Democrats will control the U.S. Senate. Republicans will have a slim majority in the House. Now is the time to ask: what is the agenda? Too easily, it could be just defending the status quo. That won’t cut it with the majority of people who have seen their own economic security whittled away over the past decades, nor will it help with access to the ballot and voting rights. So let’s start with that.
In this democracy of ours, we have one huge wall that enables “taxation without representation.” That law prevents 700,000 Americans from having representation in the Senate and House of Representatives. By law, voters in Washington, D.C., are prevented from electing their own senators and members of Congress to represent them. The more than 700,000 residents of our nation’s capital have no votes in Congress.

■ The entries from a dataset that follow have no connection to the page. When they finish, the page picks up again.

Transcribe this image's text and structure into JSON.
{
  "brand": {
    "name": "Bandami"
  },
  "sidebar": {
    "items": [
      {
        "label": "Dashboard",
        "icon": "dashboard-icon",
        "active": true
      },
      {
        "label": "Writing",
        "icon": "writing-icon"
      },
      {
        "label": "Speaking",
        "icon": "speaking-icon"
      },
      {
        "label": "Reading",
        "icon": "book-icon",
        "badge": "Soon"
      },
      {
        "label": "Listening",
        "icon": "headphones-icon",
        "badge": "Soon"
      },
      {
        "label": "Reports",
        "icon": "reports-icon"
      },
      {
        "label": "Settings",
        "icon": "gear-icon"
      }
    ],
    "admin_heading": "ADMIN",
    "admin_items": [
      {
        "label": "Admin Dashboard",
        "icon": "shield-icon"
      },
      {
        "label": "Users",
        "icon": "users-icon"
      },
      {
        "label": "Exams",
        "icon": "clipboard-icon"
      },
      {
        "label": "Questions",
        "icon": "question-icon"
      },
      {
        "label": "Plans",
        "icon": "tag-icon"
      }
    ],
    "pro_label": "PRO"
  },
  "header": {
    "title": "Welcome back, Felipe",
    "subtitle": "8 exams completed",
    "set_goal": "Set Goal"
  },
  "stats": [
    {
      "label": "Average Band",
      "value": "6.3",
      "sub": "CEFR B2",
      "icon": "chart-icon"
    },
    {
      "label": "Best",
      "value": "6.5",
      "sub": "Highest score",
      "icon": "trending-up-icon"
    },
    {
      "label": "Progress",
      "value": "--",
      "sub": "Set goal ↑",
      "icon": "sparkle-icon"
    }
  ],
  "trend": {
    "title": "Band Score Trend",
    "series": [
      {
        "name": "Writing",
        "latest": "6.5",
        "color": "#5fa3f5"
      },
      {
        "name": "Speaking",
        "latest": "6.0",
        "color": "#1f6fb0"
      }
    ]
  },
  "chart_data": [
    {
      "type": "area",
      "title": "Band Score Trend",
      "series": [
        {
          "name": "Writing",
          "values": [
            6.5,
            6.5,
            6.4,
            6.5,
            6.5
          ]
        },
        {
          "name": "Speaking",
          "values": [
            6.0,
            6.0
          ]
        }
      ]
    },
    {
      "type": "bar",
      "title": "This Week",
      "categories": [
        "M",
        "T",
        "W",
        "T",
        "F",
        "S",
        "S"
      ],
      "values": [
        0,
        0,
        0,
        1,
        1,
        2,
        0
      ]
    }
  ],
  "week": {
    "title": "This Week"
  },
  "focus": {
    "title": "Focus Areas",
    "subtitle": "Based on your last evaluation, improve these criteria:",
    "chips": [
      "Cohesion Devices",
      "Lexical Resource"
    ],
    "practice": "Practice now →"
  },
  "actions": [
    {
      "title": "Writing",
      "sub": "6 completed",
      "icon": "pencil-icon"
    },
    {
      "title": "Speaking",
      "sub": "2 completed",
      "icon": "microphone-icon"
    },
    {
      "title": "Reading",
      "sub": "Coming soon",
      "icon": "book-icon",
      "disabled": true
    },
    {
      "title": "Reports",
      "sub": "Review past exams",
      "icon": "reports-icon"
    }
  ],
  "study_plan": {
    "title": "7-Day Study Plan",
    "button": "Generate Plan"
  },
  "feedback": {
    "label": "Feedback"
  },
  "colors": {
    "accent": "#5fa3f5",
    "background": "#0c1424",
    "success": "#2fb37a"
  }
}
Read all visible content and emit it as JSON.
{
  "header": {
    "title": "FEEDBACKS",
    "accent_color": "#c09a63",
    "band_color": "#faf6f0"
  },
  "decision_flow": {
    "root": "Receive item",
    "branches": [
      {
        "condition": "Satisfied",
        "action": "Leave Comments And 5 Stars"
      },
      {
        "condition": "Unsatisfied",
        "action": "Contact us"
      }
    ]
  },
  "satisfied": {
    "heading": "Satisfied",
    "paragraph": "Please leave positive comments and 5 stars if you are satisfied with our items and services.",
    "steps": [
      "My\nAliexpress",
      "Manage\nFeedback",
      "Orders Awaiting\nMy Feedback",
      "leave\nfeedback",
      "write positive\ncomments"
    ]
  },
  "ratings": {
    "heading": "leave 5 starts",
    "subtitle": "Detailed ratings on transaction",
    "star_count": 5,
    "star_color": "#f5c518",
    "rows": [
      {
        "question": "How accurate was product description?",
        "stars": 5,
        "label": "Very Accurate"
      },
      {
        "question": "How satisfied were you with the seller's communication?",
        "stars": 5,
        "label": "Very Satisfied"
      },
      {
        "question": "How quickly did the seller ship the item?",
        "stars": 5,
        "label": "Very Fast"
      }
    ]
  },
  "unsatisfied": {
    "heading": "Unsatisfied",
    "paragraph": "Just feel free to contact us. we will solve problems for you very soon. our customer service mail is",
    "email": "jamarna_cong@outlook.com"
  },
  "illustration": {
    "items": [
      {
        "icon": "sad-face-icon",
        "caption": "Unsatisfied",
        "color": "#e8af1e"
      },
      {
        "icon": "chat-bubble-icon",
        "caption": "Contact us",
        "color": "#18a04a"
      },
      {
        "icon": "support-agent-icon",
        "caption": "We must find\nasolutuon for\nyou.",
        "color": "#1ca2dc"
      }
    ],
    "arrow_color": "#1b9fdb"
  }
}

Washington, D.C., has more people than Vermont and Wyoming. Both of those states elect two senators and one congressperson. Montana, Rhode Island, New Hampshire and Maine have almost twice the number of residents as Washington, D.C. These states each get two senators and two congresspeople. District of Columbia residents get zero representation. We talk a lot about voting rights, access to the ballot and barriers to voting, but we never discuss the biggest barrier in our country: the prohibition against the citizens of Washington, D.C., voting for and having representation in our federal government.
This could happen in the next two months. Indeed, the House has already passed the DC Statehood Bill, HR 51. Now the Senate needs to take it up and pass it. With the filibuster in place, the Senate would need 60 votes. That won’t happen, but at some point in time, the Senate needs to get rid of the filibuster and the stranglehold this has on the will of the majority — or, to put it in another way, the tyranny of the minority. They could — and should — do this now.
What can the Democrats do immediately to enhance economic security? A lot.
The Republicans are intent on attacking Social Security. Holding the status quo only puts the Democrats on the defensive. Here’s a better strategy and policy position: Let’s expand Social Security. It’s not hard to do. We could increase benefits across the board, take account of parents’ — and particularly mothers’ — time out of the workforce to care for their children and restore student benefits, which were taken away during the Reagan administration. All this could be financed by eliminating the wage cap on taxable wages.
Right now, salaries in excess of $160,200 are not taxed for Social Security. That means that all of Seattle’s high-tech, salaried workers are exempted from contributing additional dollars to Social Security once their income hits this threshold. If we simply replicated the tax for Medicare, which taxes all wages and salaries, the U.S. government could easily fund all these enhancements for the social security of young people, retired people, disabled people, widows and widowers. Our own senator, Maria Cantwell, drafted legislation for all of these improvements. This legislation needs to be dusted off and put into law. Our House members should embrace it, especially as congresspeople Suzan DelBene, Rick Larsen, Derek Kilmer, Pramila Jayapal and Adam Smith are all members of the Expand Social Security Caucus.
Congress could also take a lesson from Washington state by passing a federal version of the Paid Family and Medical Leave Act. The last time Congress did anything for (unpaid) family leave was 30 years ago, at Washington Senator Patty Murray’s behest. It is time our country caught up with Washington and 10 other states — not to mention the world — by putting into law paid family and medical leave.
As Pennsylvania’s Senator-elect John Fetterman points out, the federal minimum wage is $7.25 an hour. That’s less than half of Washington state’s minimum wage, which will be $15.74 on Jan. 1. All it takes is an act of Congress to raise the minimum wage so that workers are not working themselves into poverty but actually gaining some economic wellbeing from their work. Thirty states and the District of Columbia have a higher minimum wage than the federal mandate. It is past time for workers in the other 20 states to get some respect and wage increases.
A base runner would have a great time with these four proposals: giving Washington, D.C., representation in the Senate and the House; enhancing and expanding Social Security; putting into law paid family and medical leave for the whole country; and increasing the embarrassingly low federal minimum wage that is the current law.
Read more of the Nov. 30-Dec. 6, 2022 issue.